With 17 of the 20 engine tests required for certification completed, the CFM56-7 is on schedule for October 31 certification by the U.S. Federal Aviation Administration (FAA) and the French Direction Generale de l'Aviation Civile (DGAC).
The CFM56-7 is produced by CFM International (CFMI), a 50/50 joint company between Snecma (Safran Group) of France and General Electric of the United States.
Over the past several weeks, CFMI has completed some of the most demanding certification tests, including the block test, fan blade out, large- and medium-bird ingestion, the ice slab, hail, and water ingestion, and the over-temperature tests.
Most significant of the three remaining certification tests is the overhaul 750 "C" cycle test. The test, currently underway, involves running the engine through a series of rapid and extreme power changes through 750 consecutive cycles that simulate in-service operation at extreme conditions. CFMI will complete the emissions and FADEC (Full Authority Digital Electronic Control) fault certification tests in July.
In April, CFMI completed a 100+ hour flight test program on a modified Boeing 747 flying testbed at GE facilities in Mojave, California. The engine met all objectives, providing measured altitude data throughout the entire flight envelope.
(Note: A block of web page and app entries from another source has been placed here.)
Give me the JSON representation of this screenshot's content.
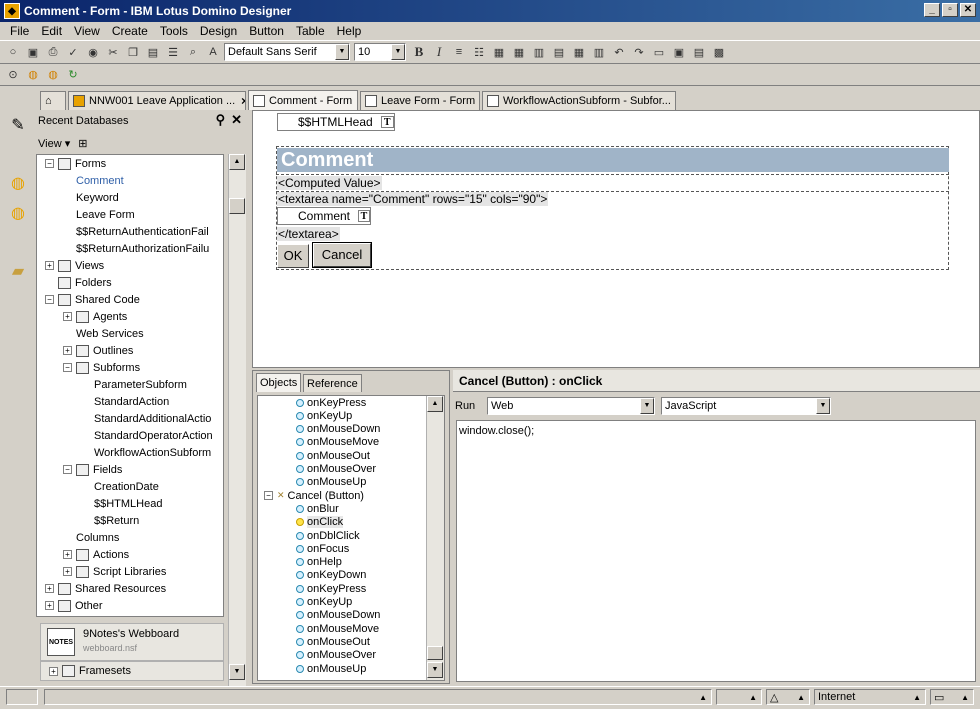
{
  "window": {
    "title": "Comment - Form - IBM Lotus Domino Designer",
    "min": "_",
    "restore": "▫",
    "close": "✕"
  },
  "menu": [
    "File",
    "Edit",
    "View",
    "Create",
    "Tools",
    "Design",
    "Button",
    "Table",
    "Help"
  ],
  "toolbar": {
    "font_name": "Default Sans Serif",
    "font_size": "10",
    "bold": "B",
    "italic": "I"
  },
  "tabs": [
    {
      "label": "NNW001 Leave Application ..."
    },
    {
      "label": "Comment - Form"
    },
    {
      "label": "Leave Form - Form"
    },
    {
      "label": "WorkflowActionSubform - Subfor..."
    }
  ],
  "nav": {
    "header": "Recent Databases",
    "view_label": "View ▾",
    "tree": [
      {
        "label": "Forms",
        "depth": 0,
        "exp": "−"
      },
      {
        "label": "Comment",
        "depth": 1,
        "selected": true
      },
      {
        "label": "Keyword",
        "depth": 1
      },
      {
        "label": "Leave Form",
        "depth": 1
      },
      {
        "label": "$$ReturnAuthenticationFail",
        "depth": 1
      },
      {
        "label": "$$ReturnAuthorizationFailu",
        "depth": 1
      },
      {
        "label": "Views",
        "depth": 0,
        "exp": "+"
      },
      {
        "label": "Folders",
        "depth": 0
      },
      {
        "label": "Shared Code",
        "depth": 0,
        "exp": "−"
      },
      {
        "label": "Agents",
        "depth": 1,
        "exp": "+"
      },
      {
        "label": "Web Services",
        "depth": 1
      },
      {
        "label": "Outlines",
        "depth": 1,
        "exp": "+"
      },
      {
        "label": "Subforms",
        "depth": 1,
        "exp": "−"
      },
      {
        "label": "ParameterSubform",
        "depth": 2
      },
      {
        "label": "StandardAction",
        "depth": 2
      },
      {
        "label": "StandardAdditionalActio",
        "depth": 2
      },
      {
        "label": "StandardOperatorAction",
        "depth": 2
      },
      {
        "label": "WorkflowActionSubform",
        "depth": 2
      },
      {
        "label": "Fields",
        "depth": 1,
        "exp": "−"
      },
      {
        "label": "CreationDate",
        "depth": 2
      },
      {
        "label": "$$HTMLHead",
        "depth": 2
      },
      {
        "label": "$$Return",
        "depth": 2
      },
      {
        "label": "Columns",
        "depth": 1
      },
      {
        "label": "Actions",
        "depth": 1,
        "exp": "+"
      },
      {
        "label": "Script Libraries",
        "depth": 1,
        "exp": "+"
      },
      {
        "label": "Shared Resources",
        "depth": 0,
        "exp": "+"
      },
      {
        "label": "Other",
        "depth": 0,
        "exp": "+"
      }
    ],
    "webboard_title": "9Notes's Webboard",
    "webboard_file": "webboard.nsf",
    "webboard_icon": "NOTES",
    "framesets": "Framesets"
  },
  "design": {
    "htmlhead": "$$HTMLHead",
    "comment_title": "Comment",
    "computed": "<Computed Value>",
    "textarea_open": "<textarea name=\"Comment\" rows=\"15\" cols=\"90\">",
    "comment_field": "Comment",
    "textarea_close": "</textarea>",
    "ok": "OK",
    "cancel": "Cancel",
    "field_marker": "T"
  },
  "objects": {
    "tab_objects": "Objects",
    "tab_reference": "Reference",
    "items": [
      {
        "label": "onKeyPress",
        "indent": 1,
        "kind": "event"
      },
      {
        "label": "onKeyUp",
        "indent": 1,
        "kind": "event"
      },
      {
        "label": "onMouseDown",
        "indent": 1,
        "kind": "event"
      },
      {
        "label": "onMouseMove",
        "indent": 1,
        "kind": "event"
      },
      {
        "label": "onMouseOut",
        "indent": 1,
        "kind": "event"
      },
      {
        "label": "onMouseOver",
        "indent": 1,
        "kind": "event"
      },
      {
        "label": "onMouseUp",
        "indent": 1,
        "kind": "event"
      },
      {
        "label": "Cancel (Button)",
        "indent": 0,
        "kind": "button"
      },
      {
        "label": "onBlur",
        "indent": 1,
        "kind": "event"
      },
      {
        "label": "onClick",
        "indent": 1,
        "kind": "event",
        "selected": true
      },
      {
        "label": "onDblClick",
        "indent": 1,
        "kind": "event"
      },
      {
        "label": "onFocus",
        "indent": 1,
        "kind": "event"
      },
      {
        "label": "onHelp",
        "indent": 1,
        "kind": "event"
      },
      {
        "label": "onKeyDown",
        "indent": 1,
        "kind": "event"
      },
      {
        "label": "onKeyPress",
        "indent": 1,
        "kind": "event"
      },
      {
        "label": "onKeyUp",
        "indent": 1,
        "kind": "event"
      },
      {
        "label": "onMouseDown",
        "indent": 1,
        "kind": "event"
      },
      {
        "label": "onMouseMove",
        "indent": 1,
        "kind": "event"
      },
      {
        "label": "onMouseOut",
        "indent": 1,
        "kind": "event"
      },
      {
        "label": "onMouseOver",
        "indent": 1,
        "kind": "event"
      },
      {
        "label": "onMouseUp",
        "indent": 1,
        "kind": "event"
      }
    ]
  },
  "code": {
    "header": "Cancel (Button) : onClick",
    "run_label": "Run",
    "run_target": "Web",
    "language": "JavaScript",
    "text": "window.close();"
  },
  "status": {
    "zone": "Internet"
  }
}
The CFM56-7 is scheduled to begin flight tests on the new Boeing 737-700 in early 1997 and to enter service with Southwest Airlines in October 1997.
CFMI is the world's largest producer fo commercial jet engines with total orders for more than 10,500 engines at a value of nearly $40 billion.